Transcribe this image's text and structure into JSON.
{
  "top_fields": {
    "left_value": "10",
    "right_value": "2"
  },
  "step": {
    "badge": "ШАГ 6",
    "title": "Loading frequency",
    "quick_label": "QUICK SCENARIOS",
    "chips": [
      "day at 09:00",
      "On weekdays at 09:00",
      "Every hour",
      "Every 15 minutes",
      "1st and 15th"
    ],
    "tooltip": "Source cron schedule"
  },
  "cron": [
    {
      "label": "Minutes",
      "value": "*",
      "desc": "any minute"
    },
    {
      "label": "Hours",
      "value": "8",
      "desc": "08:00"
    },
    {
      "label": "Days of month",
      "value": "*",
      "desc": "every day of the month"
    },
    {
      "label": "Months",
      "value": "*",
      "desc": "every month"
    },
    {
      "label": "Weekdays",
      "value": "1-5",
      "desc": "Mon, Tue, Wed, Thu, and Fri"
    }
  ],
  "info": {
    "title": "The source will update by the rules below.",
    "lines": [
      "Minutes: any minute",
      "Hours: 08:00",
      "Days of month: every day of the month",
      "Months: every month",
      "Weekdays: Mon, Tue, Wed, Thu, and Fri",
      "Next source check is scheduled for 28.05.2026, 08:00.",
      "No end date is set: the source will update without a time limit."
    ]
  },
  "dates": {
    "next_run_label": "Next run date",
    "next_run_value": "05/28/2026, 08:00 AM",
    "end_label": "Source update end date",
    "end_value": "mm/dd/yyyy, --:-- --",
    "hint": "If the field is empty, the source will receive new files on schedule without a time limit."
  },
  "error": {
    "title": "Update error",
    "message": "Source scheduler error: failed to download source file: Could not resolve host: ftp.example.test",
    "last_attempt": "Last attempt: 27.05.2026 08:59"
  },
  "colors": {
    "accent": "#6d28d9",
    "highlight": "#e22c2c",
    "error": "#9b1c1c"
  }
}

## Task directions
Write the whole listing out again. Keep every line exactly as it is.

## Output of the task
Transcribe this image's text and structure into JSON.
{
  "top_fields": {
    "left_value": "10",
    "right_value": "2"
  },
  "step": {
    "badge": "ШАГ 6",
    "title": "Loading frequency",
    "quick_label": "QUICK SCENARIOS",
    "chips": [
      "day at 09:00",
      "On weekdays at 09:00",
      "Every hour",
      "Every 15 minutes",
      "1st and 15th"
    ],
    "tooltip": "Source cron schedule"
  },
  "cron": [
    {
      "label": "Minutes",
      "value": "*",
      "desc": "any minute"
    },
    {
      "label": "Hours",
      "value": "8",
      "desc": "08:00"
    },
    {
      "label": "Days of month",
      "value": "*",
      "desc": "every day of the month"
    },
    {
      "label": "Months",
      "value": "*",
      "desc": "every month"
    },
    {
      "label": "Weekdays",
      "value": "1-5",
      "desc": "Mon, Tue, Wed, Thu, and Fri"
    }
  ],
  "info": {
    "title": "The source will update by the rules below.",
    "lines": [
      "Minutes: any minute",
      "Hours: 08:00",
      "Days of month: every day of the month",
      "Months: every month",
      "Weekdays: Mon, Tue, Wed, Thu, and Fri",
      "Next source check is scheduled for 28.05.2026, 08:00.",
      "No end date is set: the source will update without a time limit."
    ]
  },
  "dates": {
    "next_run_label": "Next run date",
    "next_run_value": "05/28/2026, 08:00 AM",
    "end_label": "Source update end date",
    "end_value": "mm/dd/yyyy, --:-- --",
    "hint": "If the field is empty, the source will receive new files on schedule without a time limit."
  },
  "error": {
    "title": "Update error",
    "message": "Source scheduler error: failed to download source file: Could not resolve host: ftp.example.test",
    "last_attempt": "Last attempt: 27.05.2026 08:59"
  },
  "colors": {
    "accent": "#6d28d9",
    "highlight": "#e22c2c",
    "error": "#9b1c1c"
  }
}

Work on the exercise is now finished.